I leaned over the edge of the railing, down the six stories that separated me from the street below. I was just high enough that the noise from the crowds of people hustling along the street wafted into a soft buzz by the time it reached me, creating a peaceful ambient sound.
I gazed at the old world architecture, the buildings in their varying colors of pastel yellows and rusted reds with contrasting white trims, wondering about the centuries of stories they could tell, while a string quartet struck up a song somewhere on the street. As an instrumental version of “Imagine” sang softly across the Puerta del Sol, one of Madrid’s oldest squares, it hit me that I was truly in the heart of Spain.
It took five days before the surreal realization that I was in Spain resonated enough to stop me speechless. But as the afternoon sun began its slow descent and I listened to the string quartet while taking in what was left of the day’s warmth, I couldn’t help but be amazed that I had finally made it to Europe, to Spain, and I prayed the moment would last forever.
The previous four days had been occupied by Barcelona, exploring the seaside city’s Catalan culture through tapas and Cava. My friend and I saw the typical Gaudi architecture required by all tourists, I tried—and loved—my first dish of paella, and we discovered that local wine was surprisingly inexpensive. Barcelona’s finale was the opera in the impressive Grand Teatro Liceu, a building that surpassed every dream I had of it.
We moved onto Madrid, where we slowed down the pace and focused on taking in the intricacies of Spanish culture and the intimate beauty of the city. I fell in love with her architecture, the narrow winding streets covered in cobblestone, and captivating history. I was constantly mesmerized by the fact that the city—like most of Europe—told time in the form of centuries, not decades, with stories spanning lengths of time I couldn’t even fathom.
After we toured Madrid’s cathedrals, palaces and opera house, we took a day trip to Toledo to experience a Medieval city firsthand.
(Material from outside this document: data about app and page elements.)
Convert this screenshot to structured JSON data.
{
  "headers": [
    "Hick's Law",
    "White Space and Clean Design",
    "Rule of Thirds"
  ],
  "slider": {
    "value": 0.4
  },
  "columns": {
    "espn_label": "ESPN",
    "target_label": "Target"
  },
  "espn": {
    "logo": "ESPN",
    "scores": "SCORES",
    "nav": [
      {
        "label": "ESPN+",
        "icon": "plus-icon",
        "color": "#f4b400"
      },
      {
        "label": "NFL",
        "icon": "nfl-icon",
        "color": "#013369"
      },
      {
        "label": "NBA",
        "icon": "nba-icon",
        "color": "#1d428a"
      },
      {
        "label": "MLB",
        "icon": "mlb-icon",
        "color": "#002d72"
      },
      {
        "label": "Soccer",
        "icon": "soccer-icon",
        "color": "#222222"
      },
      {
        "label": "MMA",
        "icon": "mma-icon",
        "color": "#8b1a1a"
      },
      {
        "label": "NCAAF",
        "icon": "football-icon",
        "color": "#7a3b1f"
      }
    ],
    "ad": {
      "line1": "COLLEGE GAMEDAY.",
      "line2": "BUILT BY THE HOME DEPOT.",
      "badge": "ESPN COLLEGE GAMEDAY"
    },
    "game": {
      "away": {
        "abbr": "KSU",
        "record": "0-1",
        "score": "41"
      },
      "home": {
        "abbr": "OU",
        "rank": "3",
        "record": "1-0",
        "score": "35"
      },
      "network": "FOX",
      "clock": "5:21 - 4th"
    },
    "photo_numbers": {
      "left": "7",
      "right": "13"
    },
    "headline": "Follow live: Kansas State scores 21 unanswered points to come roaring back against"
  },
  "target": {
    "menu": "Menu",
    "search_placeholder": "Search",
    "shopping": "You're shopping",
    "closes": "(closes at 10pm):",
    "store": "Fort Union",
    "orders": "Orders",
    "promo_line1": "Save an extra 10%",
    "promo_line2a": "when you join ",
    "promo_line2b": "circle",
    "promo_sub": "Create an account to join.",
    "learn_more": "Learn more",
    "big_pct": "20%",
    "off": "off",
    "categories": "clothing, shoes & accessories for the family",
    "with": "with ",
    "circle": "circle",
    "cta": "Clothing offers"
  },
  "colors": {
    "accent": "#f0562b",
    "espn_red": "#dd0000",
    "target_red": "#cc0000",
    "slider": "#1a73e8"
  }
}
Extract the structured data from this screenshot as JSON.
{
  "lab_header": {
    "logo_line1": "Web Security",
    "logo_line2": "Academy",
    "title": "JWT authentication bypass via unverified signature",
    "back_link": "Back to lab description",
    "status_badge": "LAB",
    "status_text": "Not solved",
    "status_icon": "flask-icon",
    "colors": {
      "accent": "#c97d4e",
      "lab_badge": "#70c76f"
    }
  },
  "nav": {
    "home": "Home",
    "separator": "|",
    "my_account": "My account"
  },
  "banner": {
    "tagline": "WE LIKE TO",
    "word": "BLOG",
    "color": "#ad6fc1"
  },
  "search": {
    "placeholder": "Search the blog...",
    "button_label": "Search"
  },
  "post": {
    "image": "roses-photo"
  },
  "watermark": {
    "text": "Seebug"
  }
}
Like a time capsule into Spain’s history, somehow the streets were more narrow, more winding than Madrid’s; the churches even older, the culture more ancient. And all the more breathtaking.
While I could have remained in Spain for weeks, maybe even years, eventually we moved onto Paris. The city’s quaint cafés, iconic buildings and famous structures have been photographed a thousand times but seeing them with my own eyes was different. Paris elicits a beauty that is truly enchanting. Every street stopped me in my tracks as being picture-perfect. It turns out that all the hype, the obsession, is justified.
And not just its physically beauty. Every pastry, every sip of wine, every bite of every dish was memorable. So many moments in Paris stunned me to a stop, requiring me to pinch myself. Yes, this was Paris, and yes, I was really here.
So much of Paris was overcrowded by tourists. Like the graffiti that taints the city, it’s easy to get distracted by the grime. But I reminded myself to look beyond those things and see the city for what it is: a fairytale that I have dreamed of experiencing for years.
In four days we marked off an impressive list of sightseeing requirements throughout Paris: the Eiffel Tower, of course, the Arc de Triomphe, the Notre Dame. We visited the Catacombes and the Palace of Versailles. Then we saw the opera followed by a ballet/opera in the most stunning building I have ever been able to step foot in. It was surreal in the most extreme definition.
On our final day in France we took a day trip to the Champagne region, visiting the vineyards of Épernay and Reims that made sparkling wine famous throughout the world: Moët & Chandon and Vueve Clicquot. The side trip had several hiccups but by the end of the day when it was all behind us and our only memories were of sipping first class Champagne, all was well with the world.
In a final display of beauty, as we returned to our apartment on the last night of our trip, a rainstorm appeared suddenly to blanket the Parisian streets in a dazzling display of sparkle. I’ve heard that Paris is stunning in the rain and she showed me that indeed she shines, even during a storm.
And then, just like that, our adventures were heartbreakingly over. The trip was finished and all we had to take with us were memories of amazing moments, amazing places and amazing food.
Over the next few weeks I’d like to share details of my travels through Barcelona, Madrid, Toledo, Paris and Champagne with you. I’ll tell about what we saw and what we ate, including a 17-course tasting menu in Barcelona, eating a dish I always said I’d never touch in Madrid, finding ramen in Paris and one of the most memorable meals of my life. I hope you won’t mind letting me relive my trip and stepping back into the dream that it was, even if for just a moment.